What is it that makes a non-event become headline news? A small Miami company tried to sell so-called Mac ‘clones’ for $399. Will cloned Macs become big sellers? Who is the buyer? What problems will unsupported clones cause? So many questions, so few answers.
In The Beginning
Relative to the cheapest of PCs, Macs are expensive. Expandable mini-tower PCs can be had for $399, sans display. The least expensive Mac is the mini, at $599. A Mac tower is $2,799.
Surely there are great unwashed masses of computer users who would savor a less expensive, more expandable low end Mac.
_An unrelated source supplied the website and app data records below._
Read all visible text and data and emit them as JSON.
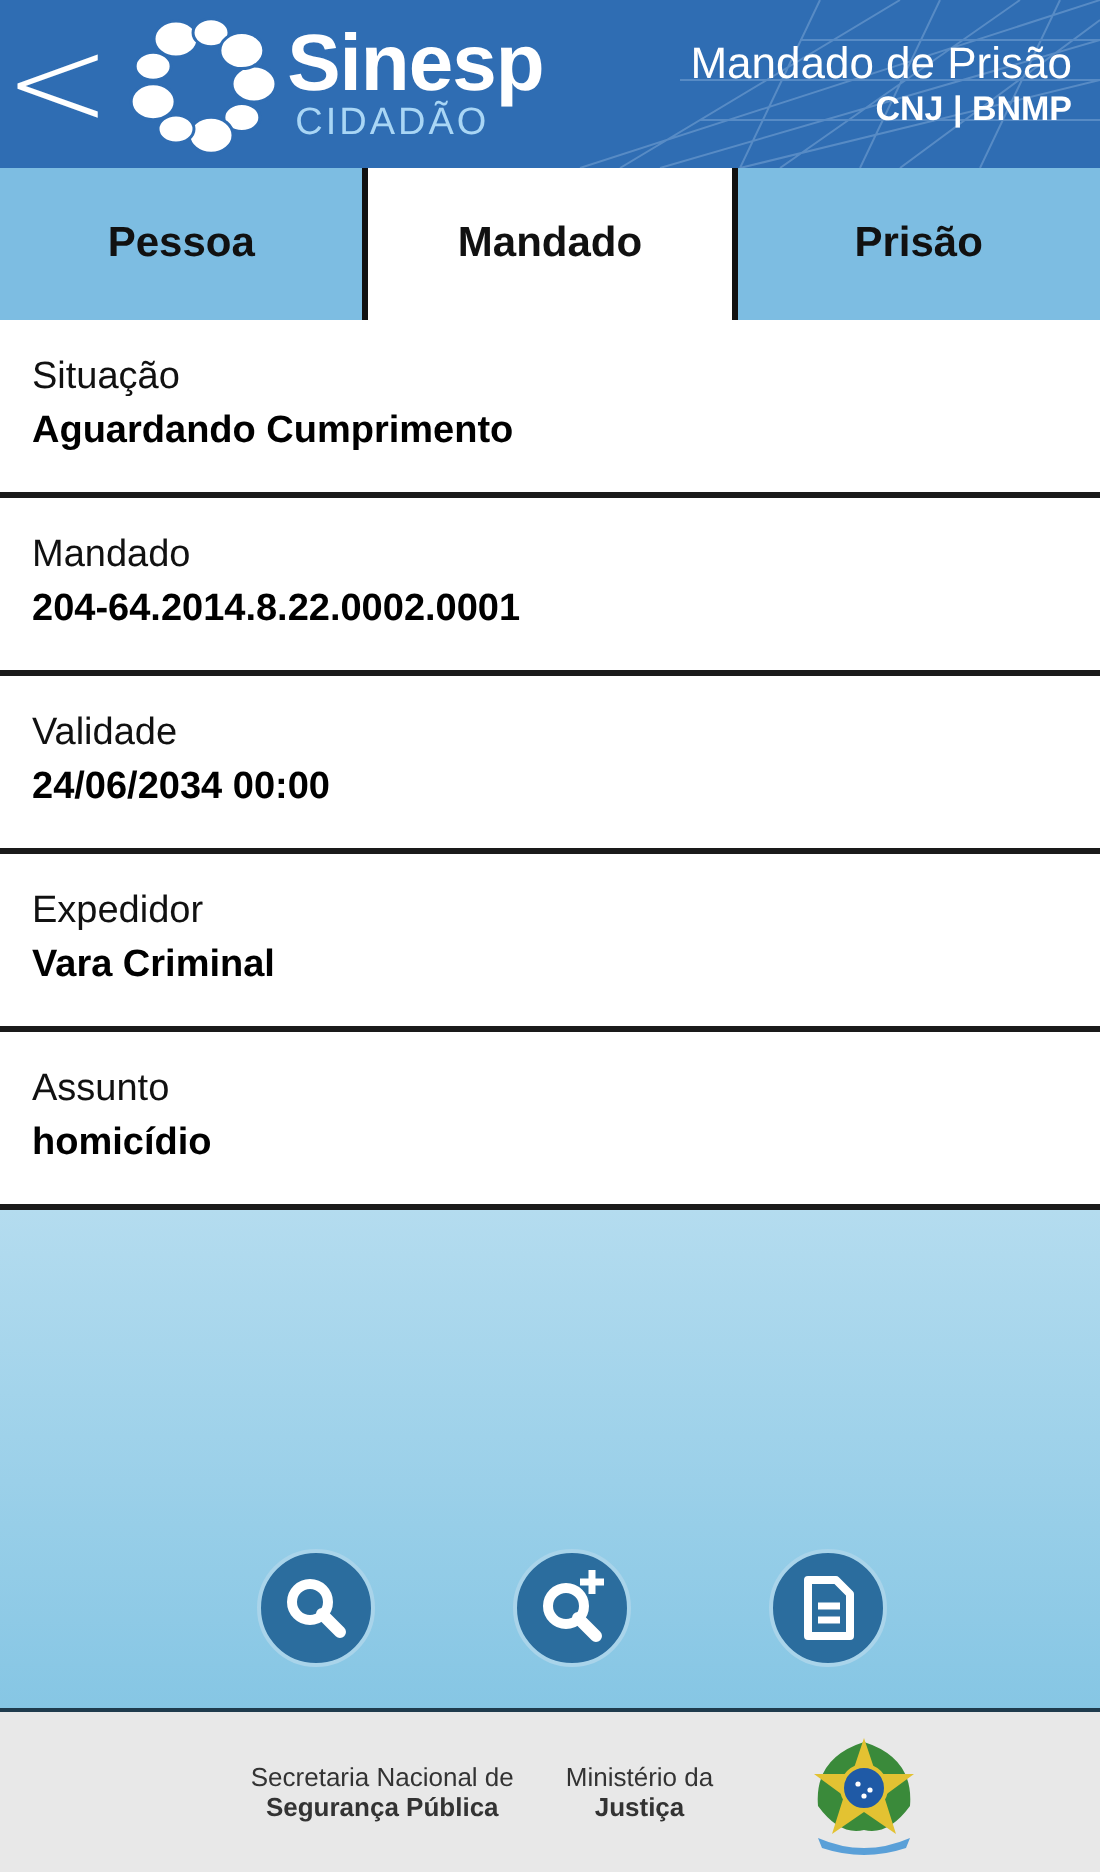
{
  "header": {
    "back": "<",
    "brand": "Sinesp",
    "brand_sub": "CIDADÃO",
    "title": "Mandado de Prisão",
    "subtitle": "CNJ | BNMP"
  },
  "tabs": [
    {
      "label": "Pessoa",
      "selected": false
    },
    {
      "label": "Mandado",
      "selected": true
    },
    {
      "label": "Prisão",
      "selected": false
    }
  ],
  "fields": [
    {
      "label": "Situação",
      "value": "Aguardando Cumprimento"
    },
    {
      "label": "Mandado",
      "value": "204-64.2014.8.22.0002.0001"
    },
    {
      "label": "Validade",
      "value": "24/06/2034 00:00"
    },
    {
      "label": "Expedidor",
      "value": "Vara Criminal"
    },
    {
      "label": "Assunto",
      "value": "homicídio"
    }
  ],
  "actions": [
    {
      "kind": "search"
    },
    {
      "kind": "search-plus"
    },
    {
      "kind": "document"
    }
  ],
  "footer": {
    "secretaria": [
      "Secretaria Nacional de",
      "Segurança Pública"
    ],
    "ministerio": [
      "Ministério da",
      "Justiça"
    ]
  }
}
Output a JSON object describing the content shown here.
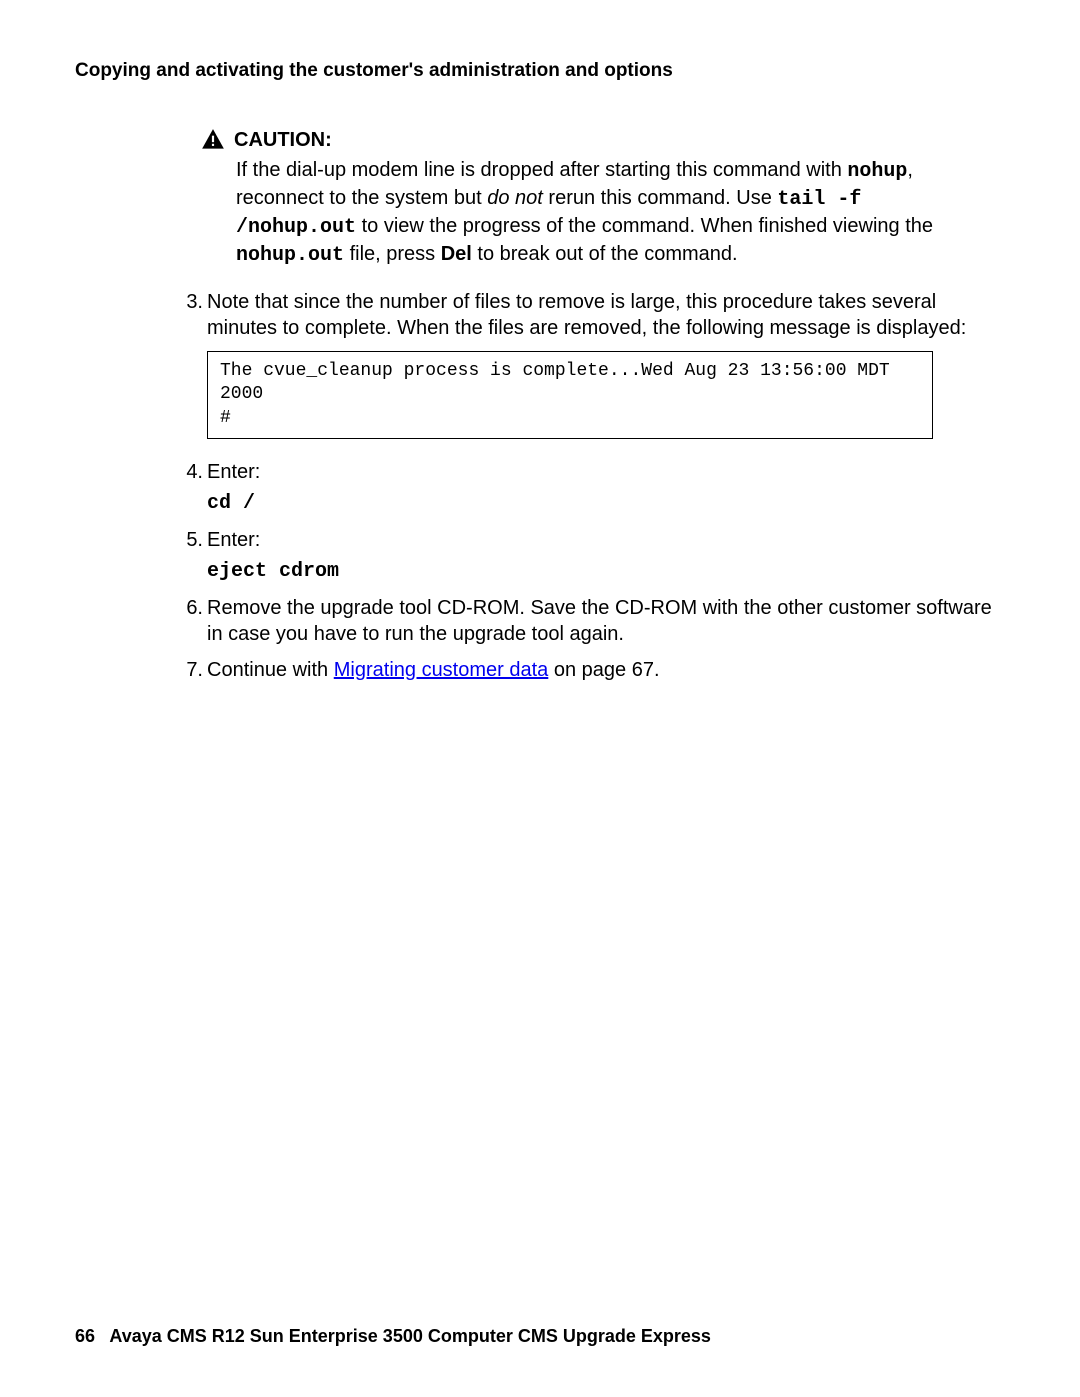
{
  "header": "Copying and activating the customer's administration and options",
  "caution": {
    "label": "CAUTION:",
    "p1a": "If the dial-up modem line is dropped after starting this command with ",
    "p1_cmd1": "nohup",
    "p1b": ", reconnect to the system but ",
    "p1_em": "do not",
    "p1c": " rerun this command. Use ",
    "p1_cmd2": "tail -f /nohup.out",
    "p1d": " to view the progress of the command. When finished viewing the ",
    "p1_cmd3": "nohup.out",
    "p1e": " file, press ",
    "p1_key": "Del",
    "p1f": " to break out of the command."
  },
  "steps": {
    "s3": {
      "num": "3.",
      "text": "Note that since the number of files to remove is large, this procedure takes several minutes to complete. When the files are removed, the following message is displayed:",
      "code": "The cvue_cleanup process is complete...Wed Aug 23 13:56:00 MDT 2000\n#"
    },
    "s4": {
      "num": "4.",
      "text": "Enter:",
      "cmd": "cd /"
    },
    "s5": {
      "num": "5.",
      "text": "Enter:",
      "cmd": "eject cdrom"
    },
    "s6": {
      "num": "6.",
      "text": "Remove the upgrade tool CD-ROM. Save the CD-ROM with the other customer software in case you have to run the upgrade tool again."
    },
    "s7": {
      "num": "7.",
      "pre": "Continue with ",
      "link": "Migrating customer data",
      "post": " on page 67."
    }
  },
  "footer": {
    "page": "66",
    "title": "Avaya CMS R12 Sun Enterprise 3500 Computer CMS Upgrade Express"
  }
}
Unfortunately for the bargain hunters among us, Apple loves high gross profit margins and tightly controls the integration between Mac OS X and Mac hardware. Besides, cloning Macs doesn’t have a good historical track record.
Let There Be Light
Hackers have managed to modify OS X Leopard to run on unsupported non-Apple hardware, but not without a few headaches along the way.
The few hundred dollars saved on hardware costs hardly seems worth the trials, tribulations, and trouble that a hacked version of Leopard brings to a Mac user with more time on his hands than money in his pocket.
When things go wrong with a Frankenmac, you’re pretty much on your own.
Alpha & Omega
The beginning and the end. Along comes a little company in Miami, full of Mac users with dreams of low-priced generic PC boxes running OS X Leopard for the masses. Dreams come and dreams go.
Psystar lasted a whole week before finally closing everything down. Their crime? Selling a PC mini-tower for $399 that would run Mac OS X Leopard.
Forbes’ Brian Caulfield talked with Psystar:
We have thousands of machines we have to build and ship out… it’s not that we can’t provide the product or Apple can stop us from providing the product. The truth is, we can’t process your credit card.
So, no web site, no credit card processing capability, no business.
was Psystar on to something? Is there huge demand for a PC alternative that will run Mac OS X?
That probably depends on your definition of ‘huge’. $399 is almost throw away money for some who would jump at the chance to have a mini-tower Mac for far fewer dollars than Apple’s least expensive tower, a $2,799 Mac Pro, or least expensive iMac at $1,199.
$399 is an attractive price tag for what amounts to a Mac without technical support from Apple. You get what you pay for. Or, in the case of Psystar, you get to read about what you might pay for, but no touching allowed.
I want a Mac mini-tower at an iMac-like price. At $399 I might be willing to try out a generic PC running OS X, assuming it would run at all. For now, it looks as if we’ll never know the joy of an inexpensive Mac.
Remarkably, Psystar is back up and running and taking orders for their $399 Mac clone.
I wish them well.